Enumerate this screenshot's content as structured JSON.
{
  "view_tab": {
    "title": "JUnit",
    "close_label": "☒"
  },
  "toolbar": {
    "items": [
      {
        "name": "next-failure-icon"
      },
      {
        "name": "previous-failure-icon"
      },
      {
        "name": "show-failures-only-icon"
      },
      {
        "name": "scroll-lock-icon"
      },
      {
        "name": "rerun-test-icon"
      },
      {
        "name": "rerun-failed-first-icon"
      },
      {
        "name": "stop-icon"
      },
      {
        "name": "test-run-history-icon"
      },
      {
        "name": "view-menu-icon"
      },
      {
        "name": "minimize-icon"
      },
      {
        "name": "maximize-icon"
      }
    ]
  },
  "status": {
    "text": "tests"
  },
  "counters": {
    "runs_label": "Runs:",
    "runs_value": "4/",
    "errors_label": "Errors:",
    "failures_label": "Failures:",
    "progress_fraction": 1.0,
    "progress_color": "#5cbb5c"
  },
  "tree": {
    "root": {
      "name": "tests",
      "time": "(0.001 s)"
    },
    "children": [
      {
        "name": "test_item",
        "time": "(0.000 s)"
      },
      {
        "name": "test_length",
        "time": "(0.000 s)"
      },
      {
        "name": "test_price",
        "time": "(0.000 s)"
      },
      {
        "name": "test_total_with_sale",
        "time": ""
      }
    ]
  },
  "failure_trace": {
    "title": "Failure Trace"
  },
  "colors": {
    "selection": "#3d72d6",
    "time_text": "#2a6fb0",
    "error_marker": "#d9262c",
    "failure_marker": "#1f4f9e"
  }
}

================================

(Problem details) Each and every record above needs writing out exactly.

(Task solution)
Enumerate this screenshot's content as structured JSON.
{
  "view_tab": {
    "title": "JUnit",
    "close_label": "☒"
  },
  "toolbar": {
    "items": [
      {
        "name": "next-failure-icon"
      },
      {
        "name": "previous-failure-icon"
      },
      {
        "name": "show-failures-only-icon"
      },
      {
        "name": "scroll-lock-icon"
      },
      {
        "name": "rerun-test-icon"
      },
      {
        "name": "rerun-failed-first-icon"
      },
      {
        "name": "stop-icon"
      },
      {
        "name": "test-run-history-icon"
      },
      {
        "name": "view-menu-icon"
      },
      {
        "name": "minimize-icon"
      },
      {
        "name": "maximize-icon"
      }
    ]
  },
  "status": {
    "text": "tests"
  },
  "counters": {
    "runs_label": "Runs:",
    "runs_value": "4/",
    "errors_label": "Errors:",
    "failures_label": "Failures:",
    "progress_fraction": 1.0,
    "progress_color": "#5cbb5c"
  },
  "tree": {
    "root": {
      "name": "tests",
      "time": "(0.001 s)"
    },
    "children": [
      {
        "name": "test_item",
        "time": "(0.000 s)"
      },
      {
        "name": "test_length",
        "time": "(0.000 s)"
      },
      {
        "name": "test_price",
        "time": "(0.000 s)"
      },
      {
        "name": "test_total_with_sale",
        "time": ""
      }
    ]
  },
  "failure_trace": {
    "title": "Failure Trace"
  },
  "colors": {
    "selection": "#3d72d6",
    "time_text": "#2a6fb0",
    "error_marker": "#d9262c",
    "failure_marker": "#1f4f9e"
  }
}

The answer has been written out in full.